This is a time of great opportunity and great responsibility for some, and a time of entrenchment for others as they try to hang on to what they know in spite of its approaching expiration date.
And that produces a lot of friction.
In this context, it’s easy to understand the increased polarization of our country and our culture. But polarization won’t move us forward – it will only cause us to lurch from one wild swing to another, moving up and down instead of ahead.
That’s why now is the time for empathy and understanding.
But here’s the trick about empathy and understanding: not everyone values it, practices it, or is interested in extending such civility to people they consider “the dreaded other.” We live in a time of egocentrism and ethnocentrism – we care more about ourselves and those like us than the greater whole.
And right now, the greater whole needs some attention.
So how do we transcend instead of devolve? We begin to adopt a more humanistic and systemic way of thinking and looking at the world. We start to care more about humankind as a big family and restoring balance and vitality to a system that’s not working so well. Truth is, society will take both paths, but we’re more optimistic and hopeful than those who will stand by and maintain the status quo because its all they know.
We’re going to talk about some of those hopeful ways here, and some of the ways we can begin – as individuals and a community – to create a future where we all consciously push the envelope of human potential forward.
Enjoy the day.
Welcome to the inside of my head, where things are constantly whirring, colliding and synthesizing in unexpected ways.
I think a lot about our culture, what makes people tick, and how to inspire change that benefits people, business and planet.
It’s become perfectly clear to me that change starts at the individual level, so in order to change our world, we must first change ourselves. And that means knowing ourselves, our strengths, weaknesses, potential and biases. What motivates us, what we’re afraid of, and how we make decisions. It means taking a look at ourselves in the light of full reality, not our rosy preconceived notions.
Once we understand ourselves, we can then seek to understand others with more empathy, compassion and wisdom than before. In today’s increasingly fragmented world, this is more important than ever as we face collective threats to our future like climate disruption.

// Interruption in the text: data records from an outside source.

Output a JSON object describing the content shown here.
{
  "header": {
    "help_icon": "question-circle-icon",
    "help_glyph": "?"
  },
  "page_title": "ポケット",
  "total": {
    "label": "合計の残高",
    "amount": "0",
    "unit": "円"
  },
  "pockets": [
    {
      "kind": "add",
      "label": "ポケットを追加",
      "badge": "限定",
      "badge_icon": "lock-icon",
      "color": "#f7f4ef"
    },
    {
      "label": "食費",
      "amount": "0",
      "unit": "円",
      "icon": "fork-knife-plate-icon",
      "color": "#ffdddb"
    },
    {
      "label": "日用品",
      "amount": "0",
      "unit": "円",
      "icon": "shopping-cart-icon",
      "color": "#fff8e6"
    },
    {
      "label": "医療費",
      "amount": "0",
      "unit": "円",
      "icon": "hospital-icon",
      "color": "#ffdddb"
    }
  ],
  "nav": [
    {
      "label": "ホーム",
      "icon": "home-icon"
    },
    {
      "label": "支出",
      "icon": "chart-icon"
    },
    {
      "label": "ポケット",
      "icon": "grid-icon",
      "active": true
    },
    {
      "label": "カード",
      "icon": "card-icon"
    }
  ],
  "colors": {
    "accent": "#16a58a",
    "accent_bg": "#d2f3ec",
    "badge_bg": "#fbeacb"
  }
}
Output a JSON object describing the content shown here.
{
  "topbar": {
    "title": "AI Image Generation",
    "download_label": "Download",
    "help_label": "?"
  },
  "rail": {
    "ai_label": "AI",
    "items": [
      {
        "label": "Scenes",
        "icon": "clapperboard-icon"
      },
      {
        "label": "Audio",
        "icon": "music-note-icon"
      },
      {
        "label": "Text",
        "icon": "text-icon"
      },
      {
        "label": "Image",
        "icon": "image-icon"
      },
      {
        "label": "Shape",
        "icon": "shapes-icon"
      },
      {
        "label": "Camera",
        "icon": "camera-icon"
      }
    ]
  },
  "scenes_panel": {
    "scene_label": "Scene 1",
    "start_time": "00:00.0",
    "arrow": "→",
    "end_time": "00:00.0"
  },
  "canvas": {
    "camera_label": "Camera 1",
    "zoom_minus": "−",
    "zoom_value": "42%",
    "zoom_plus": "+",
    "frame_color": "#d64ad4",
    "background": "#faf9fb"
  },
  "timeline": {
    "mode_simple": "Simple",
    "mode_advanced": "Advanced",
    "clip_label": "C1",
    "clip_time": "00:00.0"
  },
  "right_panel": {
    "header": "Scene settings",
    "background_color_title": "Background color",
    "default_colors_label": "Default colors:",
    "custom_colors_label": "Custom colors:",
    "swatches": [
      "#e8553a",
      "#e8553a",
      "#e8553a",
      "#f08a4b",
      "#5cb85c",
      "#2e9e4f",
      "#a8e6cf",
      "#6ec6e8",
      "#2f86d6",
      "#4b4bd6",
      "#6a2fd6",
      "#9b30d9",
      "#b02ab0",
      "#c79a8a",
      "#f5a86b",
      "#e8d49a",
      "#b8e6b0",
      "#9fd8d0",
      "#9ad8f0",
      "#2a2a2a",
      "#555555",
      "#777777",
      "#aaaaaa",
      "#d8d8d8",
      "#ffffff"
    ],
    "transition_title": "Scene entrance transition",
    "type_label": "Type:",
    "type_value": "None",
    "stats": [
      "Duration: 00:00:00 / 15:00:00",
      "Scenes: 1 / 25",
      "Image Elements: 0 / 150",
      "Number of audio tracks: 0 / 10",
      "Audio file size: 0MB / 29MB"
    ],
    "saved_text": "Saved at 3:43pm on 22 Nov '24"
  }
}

But we lack the tools to bridge the gap in mindsets and worldviews, to move cohesively toward a common goal that unifies rather than divides us.
We’re going to spend a lot of time talking about this journey, bringing together science, psychology, economics, politics and other disciplines. We’re going to aim for nothing short of moving our own consciousness to a higher level, where the human mind and psyche can begin to make sense of the complex world we’ve created and move it in a more positive direction. As the noted contemporary philosopher Ashok Gangadean says, “The most important thing we can do is to evolve our consciousness.”
Welcome to step one.
Happy to have you along for the ride.